Show every line of the data below that includes the word "Open".

======== Extracted material ========

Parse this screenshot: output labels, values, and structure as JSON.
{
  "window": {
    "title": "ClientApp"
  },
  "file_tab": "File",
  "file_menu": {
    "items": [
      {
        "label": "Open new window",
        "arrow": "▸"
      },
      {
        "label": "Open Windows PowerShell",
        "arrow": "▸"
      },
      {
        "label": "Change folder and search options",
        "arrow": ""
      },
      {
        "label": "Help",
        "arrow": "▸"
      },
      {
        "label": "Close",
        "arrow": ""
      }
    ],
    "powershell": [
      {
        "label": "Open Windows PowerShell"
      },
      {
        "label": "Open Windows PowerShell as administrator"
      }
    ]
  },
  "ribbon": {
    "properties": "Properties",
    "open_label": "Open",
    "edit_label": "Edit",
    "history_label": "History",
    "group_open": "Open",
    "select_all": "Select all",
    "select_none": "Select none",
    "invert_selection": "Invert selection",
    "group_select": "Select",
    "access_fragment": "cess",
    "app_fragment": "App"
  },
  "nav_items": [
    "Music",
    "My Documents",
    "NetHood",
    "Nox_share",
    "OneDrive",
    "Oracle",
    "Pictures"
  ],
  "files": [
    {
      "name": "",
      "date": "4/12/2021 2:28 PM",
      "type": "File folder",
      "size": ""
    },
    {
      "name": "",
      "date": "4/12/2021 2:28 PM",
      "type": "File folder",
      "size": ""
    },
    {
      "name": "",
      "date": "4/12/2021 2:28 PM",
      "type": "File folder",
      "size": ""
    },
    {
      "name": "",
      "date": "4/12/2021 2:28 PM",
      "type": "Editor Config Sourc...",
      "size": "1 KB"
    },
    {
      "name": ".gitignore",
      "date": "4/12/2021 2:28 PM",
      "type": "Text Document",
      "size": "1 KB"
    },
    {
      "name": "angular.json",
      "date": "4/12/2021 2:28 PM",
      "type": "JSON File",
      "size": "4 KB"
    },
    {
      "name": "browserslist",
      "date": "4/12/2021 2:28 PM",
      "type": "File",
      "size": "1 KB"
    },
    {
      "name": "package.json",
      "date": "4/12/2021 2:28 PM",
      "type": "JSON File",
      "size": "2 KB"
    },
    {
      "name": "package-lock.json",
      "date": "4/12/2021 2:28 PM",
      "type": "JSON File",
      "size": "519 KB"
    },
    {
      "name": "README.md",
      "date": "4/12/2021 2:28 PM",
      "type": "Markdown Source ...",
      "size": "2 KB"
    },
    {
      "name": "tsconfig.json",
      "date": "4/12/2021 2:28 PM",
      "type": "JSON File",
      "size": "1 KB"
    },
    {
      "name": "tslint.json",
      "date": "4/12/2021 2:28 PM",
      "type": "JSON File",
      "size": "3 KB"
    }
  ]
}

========
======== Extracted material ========

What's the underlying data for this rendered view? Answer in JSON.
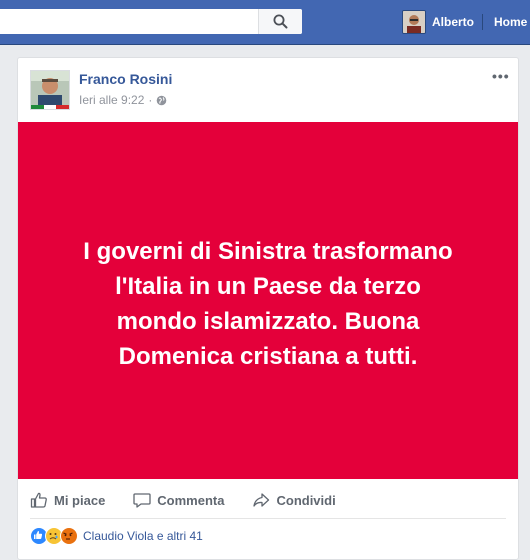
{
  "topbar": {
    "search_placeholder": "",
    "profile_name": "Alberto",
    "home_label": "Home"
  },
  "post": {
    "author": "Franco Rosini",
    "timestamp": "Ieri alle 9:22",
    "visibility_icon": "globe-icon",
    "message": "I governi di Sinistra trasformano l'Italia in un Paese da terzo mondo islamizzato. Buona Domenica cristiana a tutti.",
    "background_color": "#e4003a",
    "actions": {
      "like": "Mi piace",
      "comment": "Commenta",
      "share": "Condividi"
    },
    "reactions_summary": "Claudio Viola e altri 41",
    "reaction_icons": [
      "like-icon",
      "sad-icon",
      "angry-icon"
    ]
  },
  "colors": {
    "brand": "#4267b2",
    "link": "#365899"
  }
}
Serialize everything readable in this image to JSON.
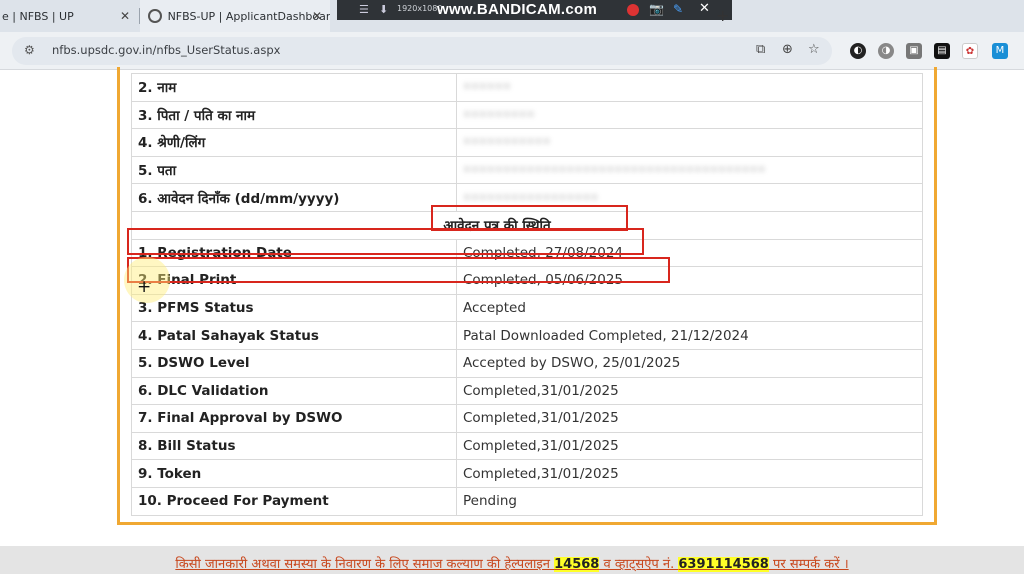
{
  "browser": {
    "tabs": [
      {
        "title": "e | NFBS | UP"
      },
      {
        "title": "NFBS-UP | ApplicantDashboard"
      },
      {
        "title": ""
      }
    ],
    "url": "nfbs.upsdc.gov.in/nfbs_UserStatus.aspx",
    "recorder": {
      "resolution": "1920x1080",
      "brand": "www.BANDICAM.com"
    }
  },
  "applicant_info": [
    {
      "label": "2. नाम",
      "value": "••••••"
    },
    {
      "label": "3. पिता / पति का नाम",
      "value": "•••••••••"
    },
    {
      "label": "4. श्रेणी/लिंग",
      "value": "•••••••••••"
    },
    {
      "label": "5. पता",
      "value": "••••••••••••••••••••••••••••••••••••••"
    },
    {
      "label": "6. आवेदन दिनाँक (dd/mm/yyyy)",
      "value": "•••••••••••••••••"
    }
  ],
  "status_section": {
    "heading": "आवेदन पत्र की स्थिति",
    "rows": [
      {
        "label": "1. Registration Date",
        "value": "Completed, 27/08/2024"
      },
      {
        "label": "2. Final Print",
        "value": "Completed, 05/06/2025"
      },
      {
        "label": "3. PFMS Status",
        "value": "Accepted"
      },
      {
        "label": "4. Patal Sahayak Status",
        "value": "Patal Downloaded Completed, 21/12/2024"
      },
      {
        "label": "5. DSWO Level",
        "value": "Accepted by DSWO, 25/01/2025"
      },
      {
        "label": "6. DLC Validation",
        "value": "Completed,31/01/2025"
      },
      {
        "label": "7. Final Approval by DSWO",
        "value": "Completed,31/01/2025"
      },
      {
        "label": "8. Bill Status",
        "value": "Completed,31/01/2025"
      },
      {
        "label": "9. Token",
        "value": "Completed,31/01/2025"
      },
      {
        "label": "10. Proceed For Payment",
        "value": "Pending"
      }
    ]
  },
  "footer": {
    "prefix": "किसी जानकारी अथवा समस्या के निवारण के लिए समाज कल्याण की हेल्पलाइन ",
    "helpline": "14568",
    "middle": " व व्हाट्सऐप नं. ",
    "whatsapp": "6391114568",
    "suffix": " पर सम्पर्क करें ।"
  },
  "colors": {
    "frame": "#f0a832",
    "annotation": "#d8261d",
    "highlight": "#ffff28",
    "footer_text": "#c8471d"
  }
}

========
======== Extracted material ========

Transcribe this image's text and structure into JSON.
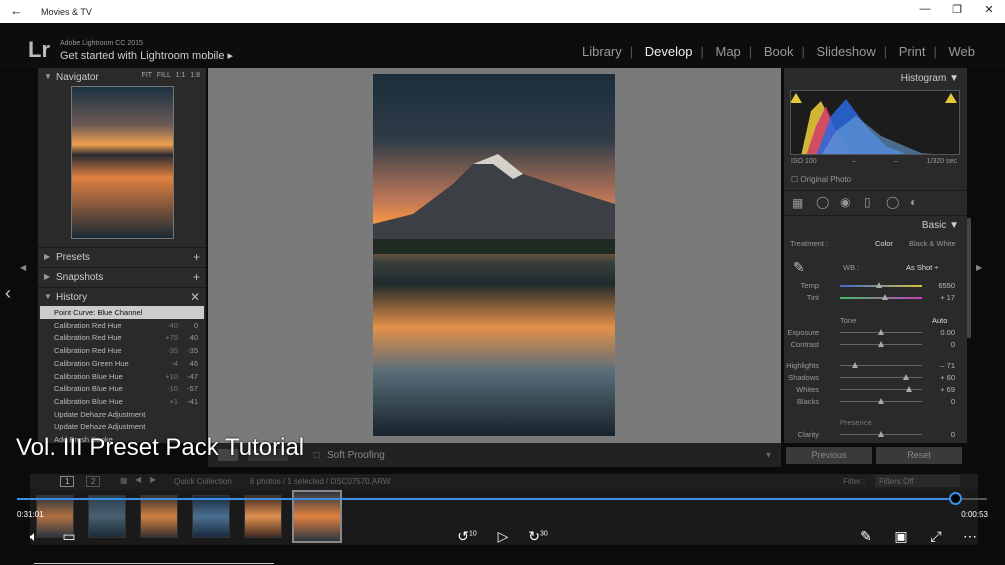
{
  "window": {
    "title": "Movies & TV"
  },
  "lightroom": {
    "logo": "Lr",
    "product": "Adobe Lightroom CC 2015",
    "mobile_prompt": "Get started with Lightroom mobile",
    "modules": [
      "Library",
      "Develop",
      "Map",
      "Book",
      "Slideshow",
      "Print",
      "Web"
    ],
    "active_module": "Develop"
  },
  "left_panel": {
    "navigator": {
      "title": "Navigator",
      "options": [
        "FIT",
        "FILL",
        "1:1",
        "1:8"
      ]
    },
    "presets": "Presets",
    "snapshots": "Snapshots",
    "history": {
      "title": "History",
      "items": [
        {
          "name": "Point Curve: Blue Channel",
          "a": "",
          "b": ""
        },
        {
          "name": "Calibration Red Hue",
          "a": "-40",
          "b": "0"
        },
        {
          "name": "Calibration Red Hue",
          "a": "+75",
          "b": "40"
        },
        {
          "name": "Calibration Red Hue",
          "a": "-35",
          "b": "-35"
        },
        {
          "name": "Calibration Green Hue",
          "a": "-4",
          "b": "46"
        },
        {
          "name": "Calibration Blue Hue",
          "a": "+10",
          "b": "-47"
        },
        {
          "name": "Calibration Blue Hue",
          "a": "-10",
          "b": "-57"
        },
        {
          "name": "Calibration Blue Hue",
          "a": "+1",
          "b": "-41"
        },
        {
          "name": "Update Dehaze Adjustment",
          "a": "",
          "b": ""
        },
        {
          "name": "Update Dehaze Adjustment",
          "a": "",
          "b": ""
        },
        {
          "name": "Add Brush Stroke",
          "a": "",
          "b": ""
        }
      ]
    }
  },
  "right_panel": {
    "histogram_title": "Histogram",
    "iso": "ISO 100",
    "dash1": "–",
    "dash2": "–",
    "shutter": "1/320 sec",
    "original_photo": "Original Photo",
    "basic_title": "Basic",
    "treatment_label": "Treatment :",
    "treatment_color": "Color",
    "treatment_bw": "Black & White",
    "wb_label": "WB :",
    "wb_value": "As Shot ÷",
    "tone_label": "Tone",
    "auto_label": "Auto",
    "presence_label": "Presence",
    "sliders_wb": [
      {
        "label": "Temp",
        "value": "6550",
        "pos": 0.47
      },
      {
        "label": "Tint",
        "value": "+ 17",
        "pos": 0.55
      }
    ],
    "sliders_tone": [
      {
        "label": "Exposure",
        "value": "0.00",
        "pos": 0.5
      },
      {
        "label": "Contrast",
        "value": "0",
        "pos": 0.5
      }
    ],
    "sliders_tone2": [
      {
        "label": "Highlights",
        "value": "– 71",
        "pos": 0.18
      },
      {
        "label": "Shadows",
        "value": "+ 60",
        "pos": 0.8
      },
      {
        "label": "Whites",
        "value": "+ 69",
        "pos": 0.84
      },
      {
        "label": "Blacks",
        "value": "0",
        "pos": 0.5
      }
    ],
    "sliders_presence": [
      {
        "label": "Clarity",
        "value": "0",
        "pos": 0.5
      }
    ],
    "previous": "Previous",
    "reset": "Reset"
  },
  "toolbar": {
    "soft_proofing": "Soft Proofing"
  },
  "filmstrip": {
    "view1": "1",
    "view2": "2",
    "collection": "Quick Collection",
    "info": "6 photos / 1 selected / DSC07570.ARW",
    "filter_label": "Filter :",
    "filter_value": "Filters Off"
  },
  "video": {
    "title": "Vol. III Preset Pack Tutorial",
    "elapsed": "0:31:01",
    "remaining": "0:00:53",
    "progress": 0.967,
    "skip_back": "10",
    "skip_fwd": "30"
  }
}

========

_Response below_.
        "label": "Open new window",
        "label": "Open Windows PowerShell",
        "label": "Open Windows PowerShell"
        "label": "Open Windows PowerShell as administrator"
    "open_label": "Open",
    "group_open": "Open",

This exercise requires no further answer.